“Make no mistake: China will not leave Taiwan alone to its own devices. What’s more, the Chinese believe they have a decades-long historical record of American actions supporting Taiwan when faced against a potential Chinese military threat. China has made it their mission to reacquire Taiwan—sooner rather than later. Given America’s previous support for Taiwanese independence, Washington had better be prepared to withstand Chinese attacks against U.S.”
“Syria’s proximity to Europe is also beneficial because the Chinese are seeking to not only tie together as much of Eurasia as possible through trade, but they want to do so in a way that a) undermines the influence of the United States and b) reduces the military threat the United States poses to Chinese interests.”
“Everything in China is being integrated into the overall Chinese state system. And, so, when it comes to space exploration they are very open about the fact that this is not just for scientific gain. There is no divide in China between a civilian space program and a military one, as exists in the United States. There is a full, integrated effort to dominate space, militarily for the satellite purposes in the near-term. But, in the long-term, the Chinese have every intention of going to space for economic reasons.”
“Meanwhile, the petroyuan would allow countries like Russia and Iran successfully to circumvent Western economic sanctions, thus their threat to the West would increase tenfold. We are already seeing how Russia’s increasingly close relationship with China—and Iran’s alarmingly close relationship with both China and Russia—has damaged American national security. Imagine how dangerous things would be for the United States if these powers could completely remove the economic threat that America posed to them.”

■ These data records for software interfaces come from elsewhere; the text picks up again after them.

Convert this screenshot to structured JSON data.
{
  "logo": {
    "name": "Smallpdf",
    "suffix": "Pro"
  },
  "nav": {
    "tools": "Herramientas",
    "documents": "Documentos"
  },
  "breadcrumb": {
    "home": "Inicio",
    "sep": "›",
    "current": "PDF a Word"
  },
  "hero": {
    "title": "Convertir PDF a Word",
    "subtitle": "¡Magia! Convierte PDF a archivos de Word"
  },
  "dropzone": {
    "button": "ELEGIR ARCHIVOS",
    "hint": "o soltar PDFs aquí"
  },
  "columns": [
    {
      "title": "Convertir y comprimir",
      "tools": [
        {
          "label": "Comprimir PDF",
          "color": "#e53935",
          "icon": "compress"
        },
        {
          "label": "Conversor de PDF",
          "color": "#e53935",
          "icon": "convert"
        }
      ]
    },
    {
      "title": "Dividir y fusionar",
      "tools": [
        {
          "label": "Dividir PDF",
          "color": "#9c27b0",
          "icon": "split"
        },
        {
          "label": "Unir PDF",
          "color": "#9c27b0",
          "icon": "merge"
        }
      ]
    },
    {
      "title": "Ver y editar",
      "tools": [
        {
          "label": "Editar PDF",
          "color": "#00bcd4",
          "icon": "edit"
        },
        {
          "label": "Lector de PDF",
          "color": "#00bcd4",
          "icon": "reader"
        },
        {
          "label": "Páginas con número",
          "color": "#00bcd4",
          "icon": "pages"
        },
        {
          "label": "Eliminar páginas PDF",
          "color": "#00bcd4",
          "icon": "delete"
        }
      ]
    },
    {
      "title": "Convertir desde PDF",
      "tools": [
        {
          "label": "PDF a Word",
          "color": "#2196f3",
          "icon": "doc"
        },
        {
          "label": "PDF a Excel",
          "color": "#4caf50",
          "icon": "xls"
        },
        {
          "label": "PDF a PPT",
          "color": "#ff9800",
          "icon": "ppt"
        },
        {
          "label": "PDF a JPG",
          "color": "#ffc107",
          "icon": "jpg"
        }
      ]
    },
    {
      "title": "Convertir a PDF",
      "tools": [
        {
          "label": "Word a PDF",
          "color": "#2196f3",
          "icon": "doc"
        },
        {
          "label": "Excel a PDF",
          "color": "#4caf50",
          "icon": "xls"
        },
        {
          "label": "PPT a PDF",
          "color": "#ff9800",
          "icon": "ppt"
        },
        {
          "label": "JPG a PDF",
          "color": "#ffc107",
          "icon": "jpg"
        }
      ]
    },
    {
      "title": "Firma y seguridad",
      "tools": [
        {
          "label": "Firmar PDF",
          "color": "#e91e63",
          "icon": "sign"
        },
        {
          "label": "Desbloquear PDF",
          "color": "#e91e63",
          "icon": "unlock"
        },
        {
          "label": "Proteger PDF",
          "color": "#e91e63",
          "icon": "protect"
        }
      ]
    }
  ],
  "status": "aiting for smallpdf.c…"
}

“If the United States is to fulfill its grand strategy, fulfill its objectives in the region, fulfill its commitments to its allies, then in this evermore congested, competitive environment, the United States will have to accept more risk. But not only to accept more risks; but to deliberately take more risks, in order for that risk to match the value that the United States attaches to its objectives in Asia.”